Through public outreach, the Police have tried to
educate the public about the increase in traffic violations. To
maintain safety at problem intersections, officers issued $25
municipal code citations, instead of $100 vehicle code violations,
to drivers blocking the intersections and crosswalks. A municipal
code violation is quicker to write than a traffic ticket, which
reduces the amount of time an officer and driver are
Vehicular traffic, however, is not the
Department's only concern. Each summer, calls for service in
Coronado's business district increase. Common calls include an
increased number of pedestrian violations such as not crossing in
designated crosswalks and ignoring traffic signals. Although these
types of behaviors may seem to save time, they actually put lives
The Coronado Police also receive complaints
involving individuals bicycling, skateboarding and skating on
sidewalks in designated business areas. This creates several
hazards for pedestrians, and the community as a whole. Bicyclists
should remember to obey all vehicular laws, not laws for
With help from the community, the Police
Department hopes to maintain Coronado's high level of safety and
address these concerns and others. This summer, the Coronado Police
will establish specific enforcement days in the business district
and beach areas. Residents can call the Coronado Police Department
Traffic Information Line at 619.687.1882 for weekly updates,
including traffic target areas, enforcement days and special events
that may affect the flow of traffic within the
Groundbreaking Nears on Glorietta Bay Master Plan
Construction of the Glorietta Bay Master Plan
improvements is scheduled to begin at the end of this
City expects to break ground this summer on the Glorietta Bay
master Plan, which will include a new Community Center and City
Click here to view enlarged image.
"The Glorietta Bay Master Plan will benefit the
entire Coronado community by providing improved access to the Bay
and enhanced City programs and services," said Mark Ochenduszko,
Coronado City Manager.
Adopted by the Coronado City Council on February
6, 2001, the $30 million plan is moving through the permitting
process on schedule. The project will provide a Linear Park with
open spaces and intimate courtyards, a wide pedestrian/bicycle path
along the waterfront and a Boathouse for non-motorized water craft.
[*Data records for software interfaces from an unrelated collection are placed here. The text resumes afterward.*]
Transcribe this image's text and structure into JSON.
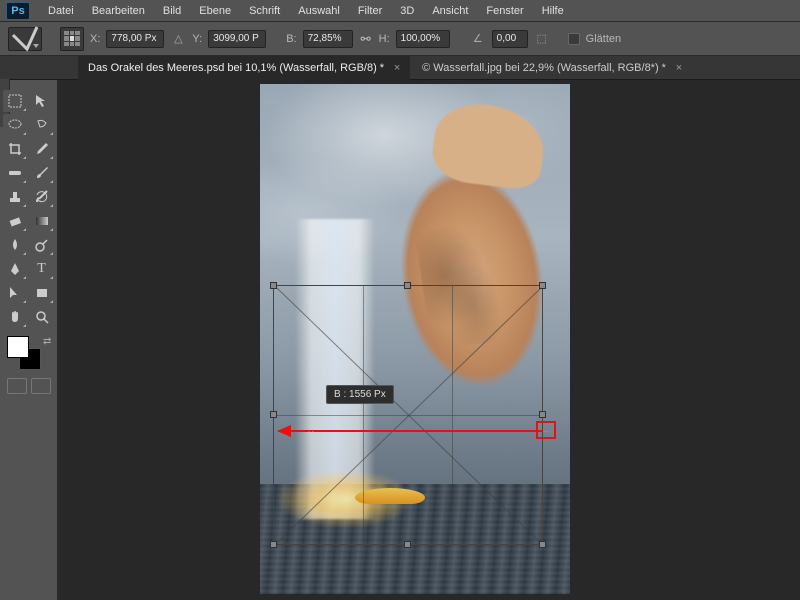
{
  "app": {
    "logo": "Ps"
  },
  "menu": [
    "Datei",
    "Bearbeiten",
    "Bild",
    "Ebene",
    "Schrift",
    "Auswahl",
    "Filter",
    "3D",
    "Ansicht",
    "Fenster",
    "Hilfe"
  ],
  "options": {
    "x_label": "X:",
    "x_value": "778,00 Px",
    "y_label": "Y:",
    "y_value": "3099,00 P",
    "w_label": "B:",
    "w_value": "72,85%",
    "h_label": "H:",
    "h_value": "100,00%",
    "angle_label": "",
    "angle_value": "0,00",
    "smooth_label": "Glätten"
  },
  "tabs": [
    {
      "title": "Das Orakel des Meeres.psd bei 10,1%  (Wasserfall, RGB/8) *",
      "active": true
    },
    {
      "title": "© Wasserfall.jpg bei 22,9% (Wasserfall, RGB/8*) *",
      "active": false
    }
  ],
  "tooltip": {
    "label": "B :",
    "value": "1556 Px"
  },
  "arrow_handle": "↔",
  "swatch": {
    "fg": "#ffffff",
    "bg": "#000000"
  }
}
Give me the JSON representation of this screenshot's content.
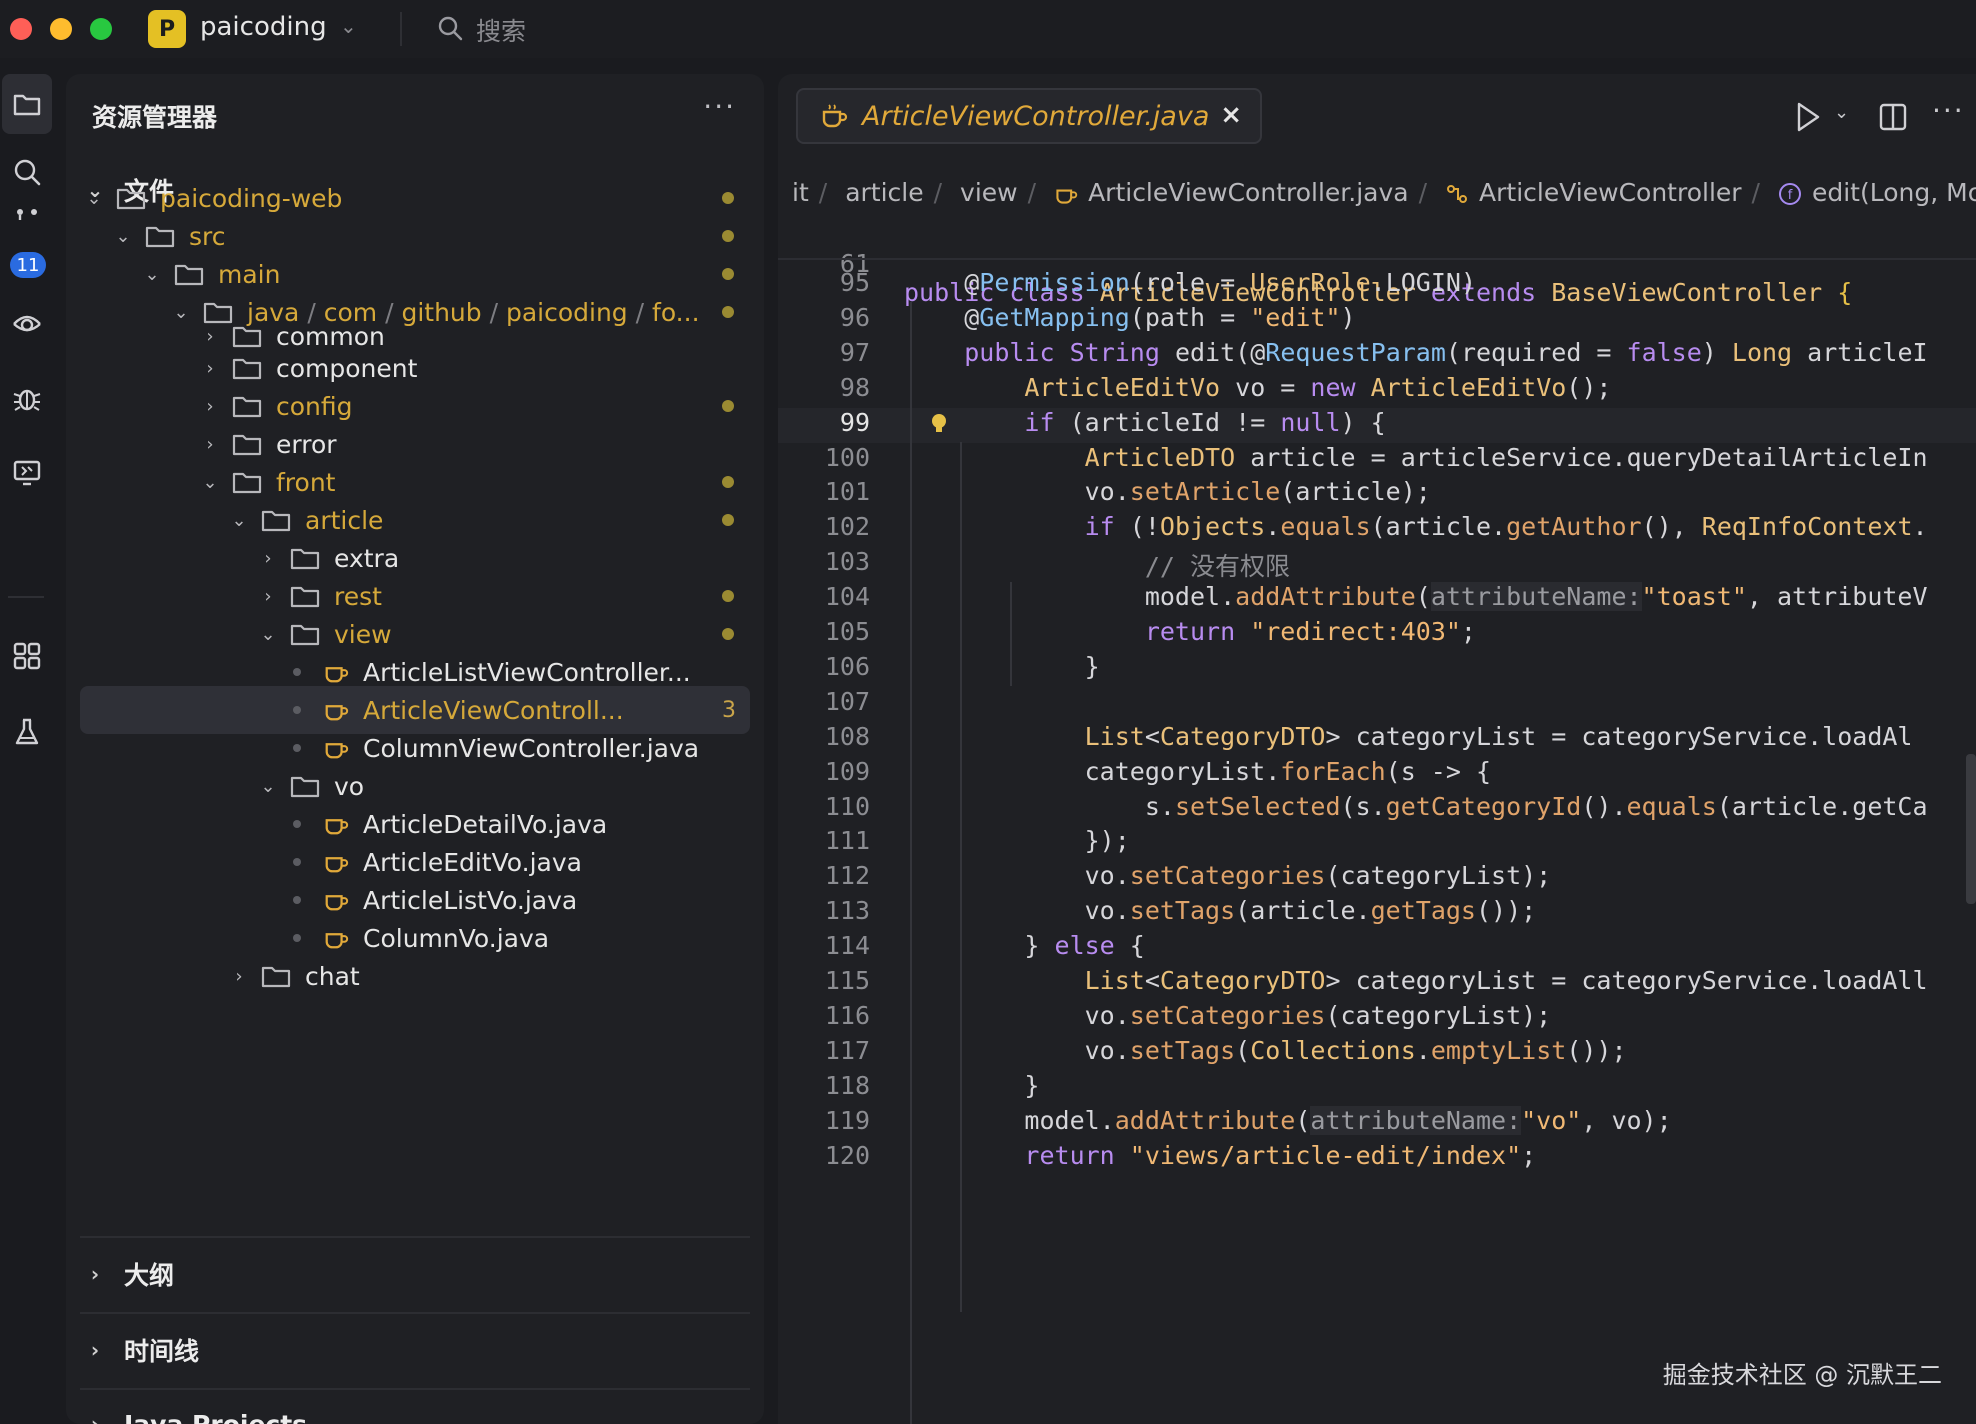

The 40,000-square-foot Community Center will include a gymnasium,
fitness center, recreation activity rooms, meeting and classroom
areas, a playhouse and a major events hall.
The new City Hall will be home to several City
departments such as Administrative Services, Engineering, Community
Development, City Clerk, City Manager and Council offices.
Beginning in August, City Hall offices will conduct business as
usual from temporary trailers on the project site, and regular City
Council and Commission meetings will be moved to the Emergency
Operations Center at the Police Facility.
The municipal pool, recreation programs and the
Coronado Community Playhouse will remain open through August.
Recreation programs will be relocated in the fall to the Masonic
Lodge. Details on the location of programs during construction are
available by calling 619.522.7342. Construction is expected to be
completed by fall 2004.